> **What to work on**
Below are some records. Pull every line that contains the word "delta".

> **Excerpted records**
* * *

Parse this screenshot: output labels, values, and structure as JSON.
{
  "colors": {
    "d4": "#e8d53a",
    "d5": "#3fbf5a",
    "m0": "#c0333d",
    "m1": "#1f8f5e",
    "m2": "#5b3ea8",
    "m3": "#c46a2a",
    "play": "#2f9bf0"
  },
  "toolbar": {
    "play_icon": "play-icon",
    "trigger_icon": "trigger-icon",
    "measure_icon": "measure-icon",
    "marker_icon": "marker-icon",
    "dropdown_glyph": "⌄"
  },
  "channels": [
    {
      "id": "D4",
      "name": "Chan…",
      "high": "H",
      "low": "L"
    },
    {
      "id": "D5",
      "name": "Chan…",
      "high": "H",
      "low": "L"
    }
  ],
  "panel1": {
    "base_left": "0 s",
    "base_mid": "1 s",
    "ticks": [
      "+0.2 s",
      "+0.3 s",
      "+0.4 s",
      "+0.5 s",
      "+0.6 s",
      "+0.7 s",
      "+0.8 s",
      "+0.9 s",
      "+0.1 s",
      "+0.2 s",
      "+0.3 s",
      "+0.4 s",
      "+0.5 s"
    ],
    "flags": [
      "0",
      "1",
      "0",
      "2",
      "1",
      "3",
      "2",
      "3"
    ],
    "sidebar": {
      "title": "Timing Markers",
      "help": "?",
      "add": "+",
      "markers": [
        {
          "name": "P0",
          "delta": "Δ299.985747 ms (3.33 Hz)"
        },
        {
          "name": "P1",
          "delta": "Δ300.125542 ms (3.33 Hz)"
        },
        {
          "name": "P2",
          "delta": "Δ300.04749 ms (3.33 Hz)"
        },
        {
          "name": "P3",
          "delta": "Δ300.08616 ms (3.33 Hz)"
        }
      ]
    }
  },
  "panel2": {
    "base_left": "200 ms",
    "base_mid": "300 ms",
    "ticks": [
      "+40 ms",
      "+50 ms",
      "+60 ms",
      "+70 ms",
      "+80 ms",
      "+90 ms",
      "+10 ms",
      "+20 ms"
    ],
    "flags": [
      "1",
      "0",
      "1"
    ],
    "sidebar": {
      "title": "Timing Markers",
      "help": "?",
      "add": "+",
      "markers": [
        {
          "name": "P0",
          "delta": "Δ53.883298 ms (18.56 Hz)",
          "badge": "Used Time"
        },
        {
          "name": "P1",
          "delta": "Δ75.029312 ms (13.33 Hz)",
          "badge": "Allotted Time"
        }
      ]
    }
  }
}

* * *

> **Response to the exercise**
          "delta": "Δ299.985747 ms (3.33 Hz)"
          "delta": "Δ300.125542 ms (3.33 Hz)"
          "delta": "Δ300.04749 ms (3.33 Hz)"
          "delta": "Δ300.08616 ms (3.33 Hz)"
          "delta": "Δ53.883298 ms (18.56 Hz)",
          "delta": "Δ75.029312 ms (13.33 Hz)",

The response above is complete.